  • Arbitration, in which a third-party decision-maker considers a presentation of evidence and argument from each party and renders a binding decision

All of these approaches are generally less expensive and quicker than the litigation process. And this is not an exhaustive list of the out-of-court approaches available to people to resolve their divorce or child custody issues.

Which process is right for me?

In almost all divorces, parties are well served in the early stages to consider an out-of-court process.

Which process will work best for you depends on a multitude of factors, including the dynamic between you and your spouse or co-parent, the substantive issues in the case, the financial issues and wherewithal of one or both parties, any external time pressures that might be involved, and the professionals assisting the parties.

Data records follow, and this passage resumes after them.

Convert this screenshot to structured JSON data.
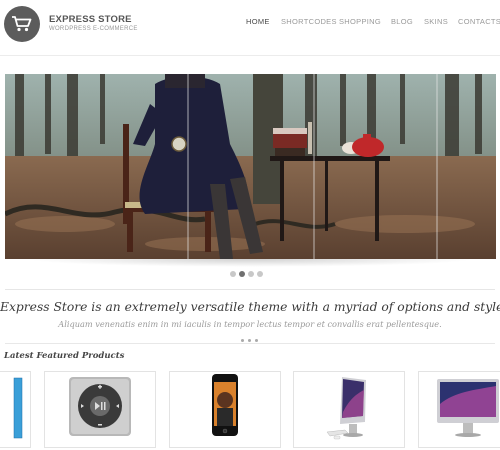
{
  "header": {
    "brand_title": "EXPRESS STORE",
    "brand_subtitle": "WORDPRESS E-COMMERCE",
    "logo_icon": "shopping-cart-icon",
    "nav": [
      {
        "label": "HOME",
        "active": true
      },
      {
        "label": "SHORTCODES",
        "active": false
      },
      {
        "label": "SHOPPING",
        "active": false
      },
      {
        "label": "BLOG",
        "active": false
      },
      {
        "label": "SKINS",
        "active": false
      },
      {
        "label": "CONTACTS",
        "active": false
      }
    ]
  },
  "slider": {
    "slide_count": 4,
    "active_slide": 2
  },
  "tagline": {
    "headline": "Express Store is an extremely versatile theme with a myriad of options and styles",
    "subline": "Aliquam venenatis enim in mi iaculis in tempor lectus tempor et convallis erat pellentesque."
  },
  "featured": {
    "title": "Latest Featured Products",
    "products": [
      {
        "icon": "product-partial-icon"
      },
      {
        "icon": "ipod-shuffle-icon"
      },
      {
        "icon": "iphone-icon"
      },
      {
        "icon": "imac-icon"
      },
      {
        "icon": "imac-large-icon"
      }
    ]
  },
  "colors": {
    "logo_bg": "#5c5c5c",
    "nav_active": "#4a4a4a",
    "nav_inactive": "#9a9a9a",
    "dot_active": "#707070",
    "dot_inactive": "#c8c8c8"
  }
}
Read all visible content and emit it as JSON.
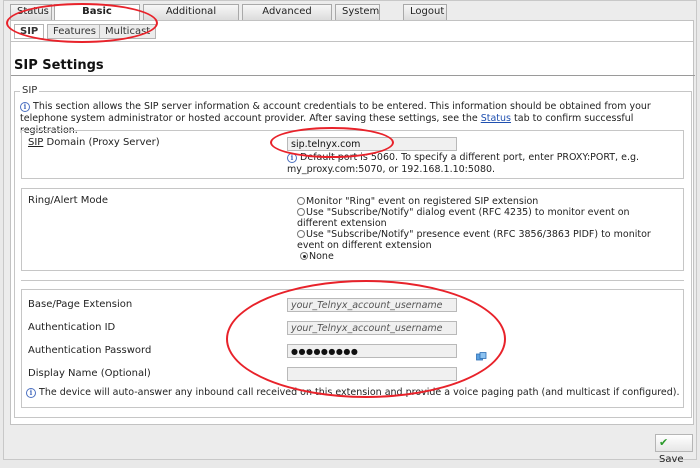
{
  "top_tabs": [
    "Status",
    "Basic Settings",
    "Additional Features",
    "Advanced Settings",
    "System",
    "Logout"
  ],
  "sub_tabs": [
    "SIP",
    "Features",
    "Multicast"
  ],
  "page_title": "SIP Settings",
  "legend": "SIP",
  "intro": {
    "text_before_link": "This section allows the SIP server information & account credentials to be entered. This information should be obtained from your telephone system administrator or hosted account provider. After saving these settings, see the ",
    "link": "Status",
    "text_after_link": " tab to confirm successful registration."
  },
  "sip_domain": {
    "label_abbr": "SIP",
    "label_rest": " Domain (Proxy Server)",
    "value": "sip.telnyx.com",
    "hint": "Default port is 5060. To specify a different port, enter PROXY:PORT, e.g. my_proxy.com:5070, or 192.168.1.10:5080."
  },
  "ring_mode": {
    "label": "Ring/Alert Mode",
    "options": [
      "Monitor \"Ring\" event on registered SIP extension",
      "Use \"Subscribe/Notify\" dialog event (RFC 4235) to monitor event on different extension",
      "Use \"Subscribe/Notify\" presence event (RFC 3856/3863 PIDF) to monitor event on different extension",
      "None"
    ],
    "selected_index": 3
  },
  "account": {
    "base_label": "Base/Page Extension",
    "base_value": "your_Telnyx_account_username",
    "auth_id_label": "Authentication ID",
    "auth_id_value": "your_Telnyx_account_username",
    "password_label": "Authentication Password",
    "password_value": "●●●●●●●●●",
    "display_label": "Display Name (Optional)",
    "display_value": "",
    "note": "The device will auto-answer any inbound call received on this extension and provide a voice paging path (and multicast if configured)."
  },
  "save_label": "Save",
  "colors": {
    "annotation": "#e8222a",
    "link": "#1e4fb0",
    "save_check": "#2a9a2a"
  },
  "icons": [
    "info-icon",
    "key-icon",
    "checkmark-icon"
  ]
}
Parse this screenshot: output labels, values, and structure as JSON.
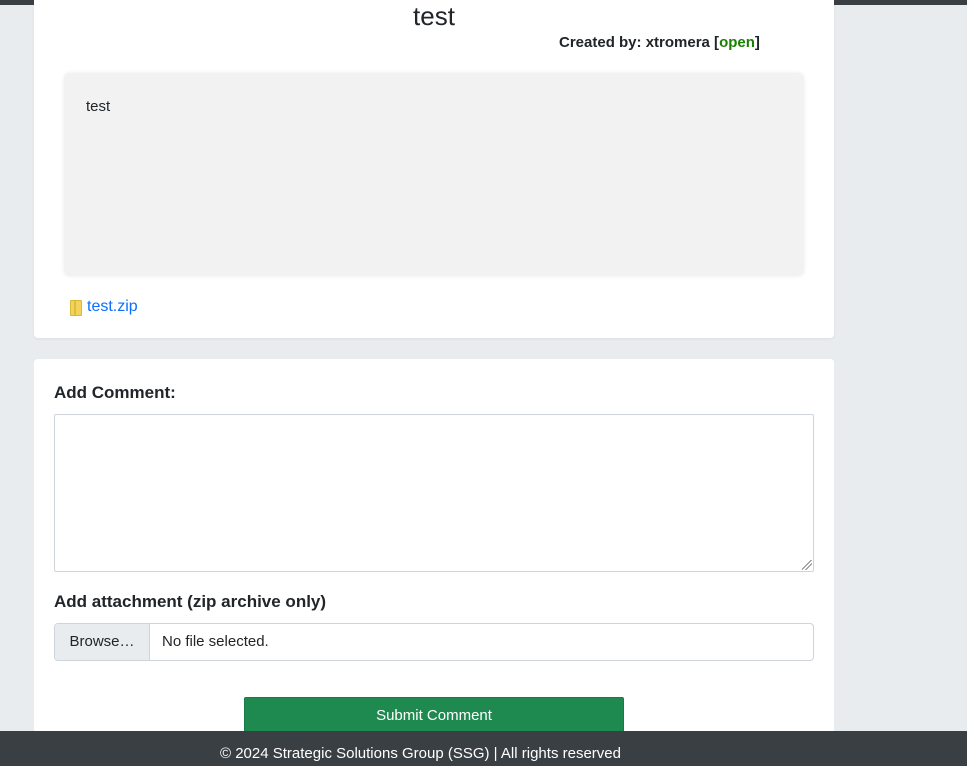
{
  "ticket": {
    "title": "test",
    "created_by_label": "Created by: xtromera [",
    "status": "open",
    "status_close": "]",
    "body": "test",
    "attachment_name": "test.zip"
  },
  "comment_form": {
    "comment_label": "Add Comment:",
    "comment_value": "",
    "attachment_label": "Add attachment (zip archive only)",
    "browse_label": "Browse…",
    "file_status": "No file selected.",
    "submit_label": "Submit Comment"
  },
  "footer": {
    "text": "© 2024 Strategic Solutions Group (SSG) | All rights reserved"
  },
  "colors": {
    "status_open": "#198000",
    "submit_button": "#1e8a4f",
    "link": "#0d6efd",
    "footer_bg": "#3a3f44"
  },
  "icons": {
    "attachment": "zip-file-icon"
  }
}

Do I have to pick just one process?

No. Typically, it makes sense to stick to one out-of-court process at a time, and hopefully your first attempt at alternative dispute resolution does the trick. But if not, you can always move to another process, including litigation.

It is important to understand that you can continue in a non-litigation process at the same time a litigation is pending. In fact, courts encourage these continued efforts to resolve the issues out-of-court, even as the court process unfolds. Think of negotiation and litigation as running on parallel tracks. They are separate and distinct processes, but they are connected, and one process often can impact another, ideally in a way that benefits your position and hastens resolution.

Welcome to Your Source for Divorce Law

The Divorce/Family Law Group at Lerch, Early & Brewer is proud to present our new Divorce Law Source blog.

In an age where Google searches and web browsing are the go-to for most people to find information about everything, we are thrilled to provide an easily accessible one-stop shop for all things family law and divorce.

Featuring content authored by each of our accomplished and skilled family law attorneys, we encourage you to use this forum to find the answers to commonly asked legal and practical questions our clients confront pre- and post-divorce, review explanations and analyses of pertinent legal concepts and principles, and receive updates on new practices, rules, laws, and the family court system in Maryland and D.C. We will be featuring new posts and content each week. We look forward to welcoming many regular followers and invite you to recommend desired topics for future posts. Please subscribe to the blog on the right-hand side of this page.

Lerch Early’s family law attorneys represent clients in every facet of family law including divorce, custody, child support, alimony, property division, modifications of custody, child support, and alimony, prenuptial and postnuptial agreements, litigation, divorce and custody settlement agreements and alternative dispute resolution, guardianship, and adoption. For more information, please check out our website.

We hope to see you soon on our blog!

In Health,

Heather Collier and Erik Arena
Co-chairs, Divorce/Family Law Group